Stage West announced Monday evening the theater’s co-producer and artistic director Jim Covault — who has served the theater in one capacity or another for 35 years — will retire from his administrative duties in a year. He will close out the company’s 37th season — which just opened with the area premiere of “Bad Jews” — but after September 2016, he will be an artistic associate. Which means Covault will continue to contribute as an actor or director, as he’s done since 1980, he simply won’t be in a leadership role.
A tall, dry presence onstage — he was a natural to play Jeeves, which he did successfully several times — Covault has even designed sets and costumes for the theater.
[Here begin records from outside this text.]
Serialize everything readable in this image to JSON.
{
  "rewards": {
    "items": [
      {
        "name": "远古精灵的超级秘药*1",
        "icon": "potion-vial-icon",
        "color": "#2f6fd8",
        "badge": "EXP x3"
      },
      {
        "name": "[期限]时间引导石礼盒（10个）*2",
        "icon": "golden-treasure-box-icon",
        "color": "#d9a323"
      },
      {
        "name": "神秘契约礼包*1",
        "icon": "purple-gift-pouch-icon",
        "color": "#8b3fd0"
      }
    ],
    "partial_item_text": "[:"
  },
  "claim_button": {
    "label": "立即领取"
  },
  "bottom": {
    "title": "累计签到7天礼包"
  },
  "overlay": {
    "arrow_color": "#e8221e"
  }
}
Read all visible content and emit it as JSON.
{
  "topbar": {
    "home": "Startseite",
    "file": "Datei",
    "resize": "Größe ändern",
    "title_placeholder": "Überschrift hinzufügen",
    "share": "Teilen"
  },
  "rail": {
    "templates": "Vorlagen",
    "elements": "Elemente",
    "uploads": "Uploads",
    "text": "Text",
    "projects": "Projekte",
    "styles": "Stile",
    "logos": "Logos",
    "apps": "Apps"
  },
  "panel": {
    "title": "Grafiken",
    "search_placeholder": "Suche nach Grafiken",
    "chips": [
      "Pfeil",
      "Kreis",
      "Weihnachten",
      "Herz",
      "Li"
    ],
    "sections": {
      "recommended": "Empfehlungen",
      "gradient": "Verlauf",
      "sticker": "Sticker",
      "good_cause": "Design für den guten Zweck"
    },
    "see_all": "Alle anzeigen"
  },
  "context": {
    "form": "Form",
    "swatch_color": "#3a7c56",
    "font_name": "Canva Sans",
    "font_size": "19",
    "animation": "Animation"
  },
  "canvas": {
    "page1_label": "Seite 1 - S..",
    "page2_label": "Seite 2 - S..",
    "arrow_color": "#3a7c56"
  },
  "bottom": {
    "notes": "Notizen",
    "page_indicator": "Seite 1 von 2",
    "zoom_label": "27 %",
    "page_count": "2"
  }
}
After the death of Stage West founder Jerry Russell in 2013, he divided leadership duties with co-producing director Dana Schultes. The release gives no indication whether Schultes will continue as the company’s sole producing director (she is also director of development) and whether a new artistic director will be sought.
The full release:
Stage West announces the 2016 retirement of Jim Covault.
(Fort Worth, TX)
Stage West is announcing the 2016 retirement of Co-Producer and Artistic Director Jim Covault. Covault will step down from his administrative duties at the end of September, 2016, shortly after the close of the 37th season. He will continue, however, as an artistic associate for Stage West, directing and acting as needed.
Covault began his association with Stage West in the summer of 1980, directing and appearing in numerous productions over the years. He has been responsible for much of the graphic design of the organization, managed the theatre’s marketing, and has designed sets and costume for many shows. In addition to his many memorable roles, he has directed such shows as “The Explorers Club,” “Beyond Therapy,” “She Loves Me,” “The Clean House,” “The Miser,” “The 39 Steps,” “The Skin of Our Teeth” and “The Real Thing.”
Stage West Board of Directors President Bronson Davis said, “Jim Covault has been a pillar of Stage West almost since the company’s beginnings in a sandwich shop 35 years ago. He has been an artistic force, working closely with founder Jerry Russell and now Dana Schultes to bring to Fort Worth a rich variety of wonderful productions. Since the company’s return to its present location on West Vickery and Jim’s role as artistic director, Stage West’s budget has more than doubled. He has made the character Jeeves synonymous with Stage West, and played a wide variety of other singular roles such as Mark Rothko, Lyndon B. Johnson, Alan Turing, and Aunt Augusta (“Travels with My Aunt”). We are especially delighted that though retiring from his administrative roles he will still be associated artistically with the company.”